The U.S. census, which began in 1790, provides data on the population and has therefore been a fairly non-partisan, non-political event. That all changed under President Trump.

The Trump administration had been pushing for a question on the upcoming 2020 census that would ask if an individual has citizenship. Although news reports said earlier this week that the Department of Commerce under Secretary Wilbur Ross would drop the initiative, Trump has said the reports are "fake" and "we are moving forward."

The Trump administration touted the question as a way to have a more clear idea of how many non-citizens there are in the country. Such information could possibly assist the administration in its attempts to curb illegal immigration.

The administration also believes that it would help the government implement parts of the Voting Rights Act of 1965, which protects minority voters.

Opponents say that such a question could decrease the number of responses to the census survey, which could lead to inaccurate figures. Those without citizenship might be afraid to tell the government. Civil rights groups believe it hurts minority communities and there have been protests across the country on the issue.

The Supreme Court recently stopped an appeal from the Trump administration, while more than two dozen states have filed lawsuits challenging the question.

The census is conducted every 10 years by the Census Bureau, a government agency that collects the data. The federal government then uses the information as data to monitor the changes in the country's population and also allocate the seats of the House of Representatives.
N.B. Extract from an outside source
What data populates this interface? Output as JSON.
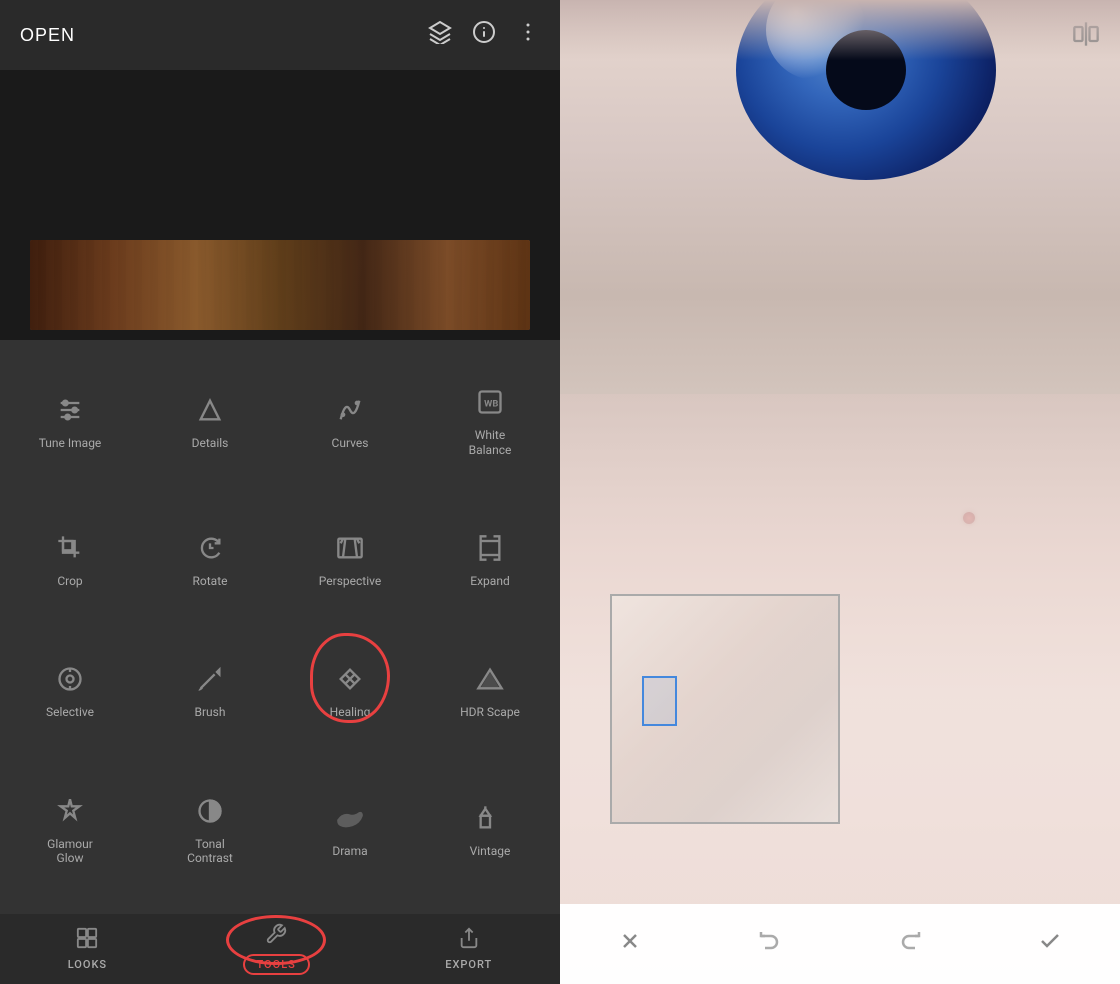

The survey also helps distribute billions of dollars across the country for services such as schools, fire departments and hospitals.

The census is mandated by Article 1, Section 2 of the Constitution.